You have been dropped by helicopter into the heart of Beijing. You know a smattering of Mandarin and twice have tried to eat with chopsticks. You know that silk and fireworks originated in China and that you are obviously a novice trying to find your way in unfamiliar surroundings. What do you do? (Esch, 2010, p. 307)
For many first time teachers, they often feel as if they have been dropped into a foreign land. According to Ferguson (2010), 25% of first-year teachers will leave the profession after three years. Beginning teachers are often disappointed by their first year of teaching (Hellsten et al, 2009). First-year teachers have many obstacles to overcome. It is their job to implement effective instruction, develop and maintain relationships among faculty, staff, and parents, and cope with all of the demands of teaching.
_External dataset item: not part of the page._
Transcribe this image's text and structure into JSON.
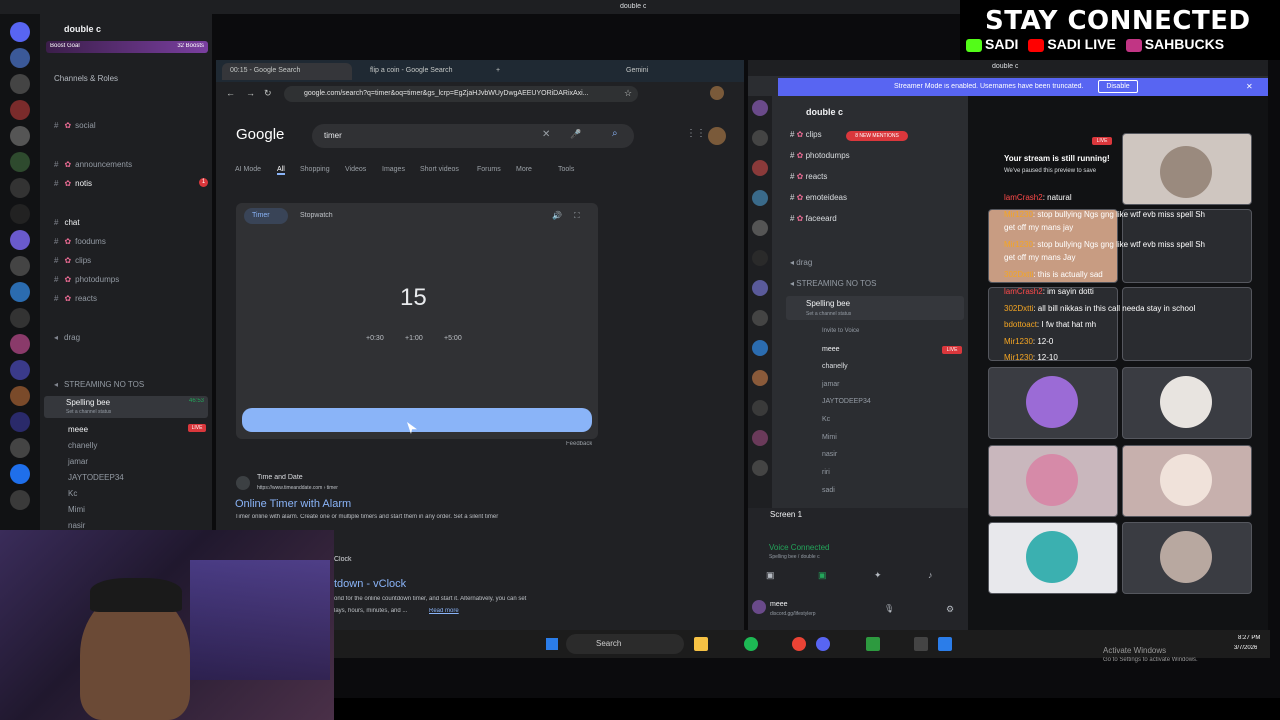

In today’s classroom, student achievement is one of the components in measuring teacher success. It is critical that administrators provide the needed support for new teachers. “The quality of teachers and teaching are undoubtedly among the most important factors shaping the learning of students” (Ingersoll, 2004, p. 1). Student achievement suffers when new teachers lack
experience and professional development (Brandt, 2005). Haycock (1998) reports that the achievement of at-risk students is even more influenced by the quality of the teacher.
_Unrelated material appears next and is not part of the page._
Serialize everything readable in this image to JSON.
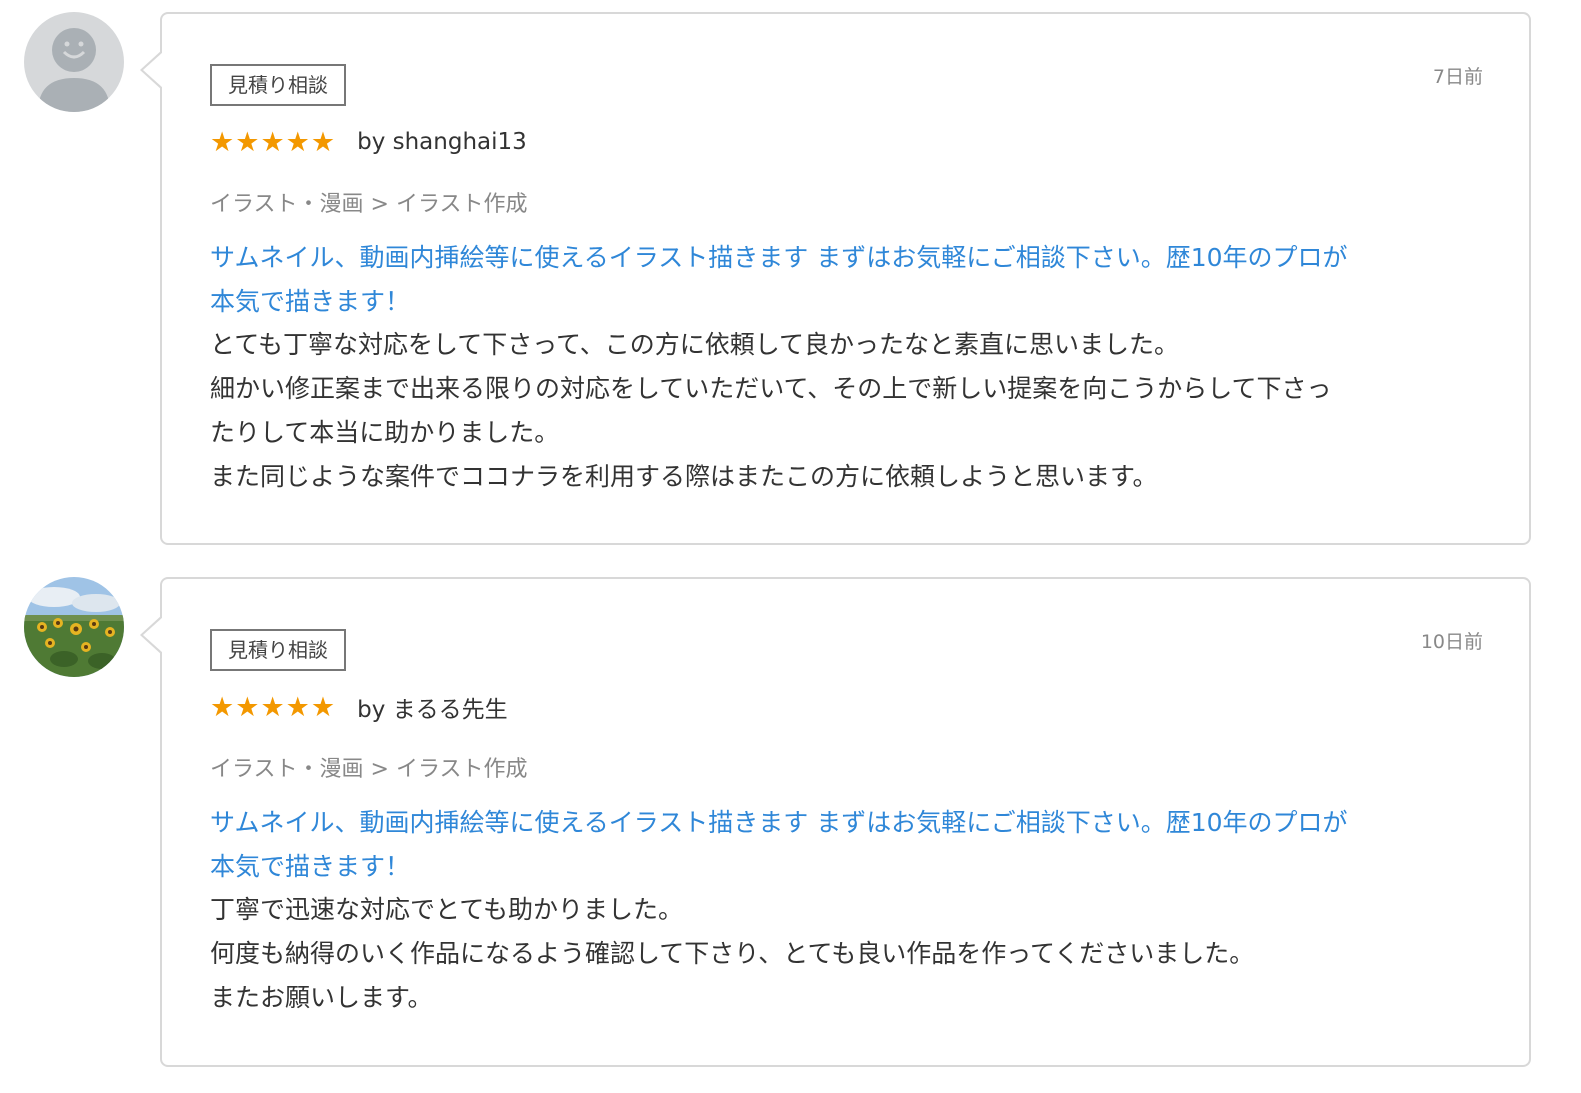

This research proposal is concerning the local school system’s teacher induction program and its effectiveness on new teachers within this school system. This researcher would like to know if the local school system’s induction program meets the new teachers’ expectations and specifically how this program has impacted the new teacher. It is the hope of this researcher to share my findings with the local system and collaborate with them on improvements to their program if necessitated. This will be a single instrumental case study with the use of observations and interviews for data collection.
Review of Literature
Education.com defines teacher induction as “Structured processes or programs designed to facilitate the initial in-service teaching experience, usually involving mentoring or peer support.” According to Fry (2010), induction support is one of the methods used to reduce high attrition among beginning teachers. Effective induction programs have helped new teachers successfully adapt to their profession. Induction support varies in school systems but often include providing veteran teachers as mentors, common planning time with teachers from same grade and content areas, and participation in professional development seminars to assist with beginning teacher problems (Fry, 2010).
Glazer and Hannafin...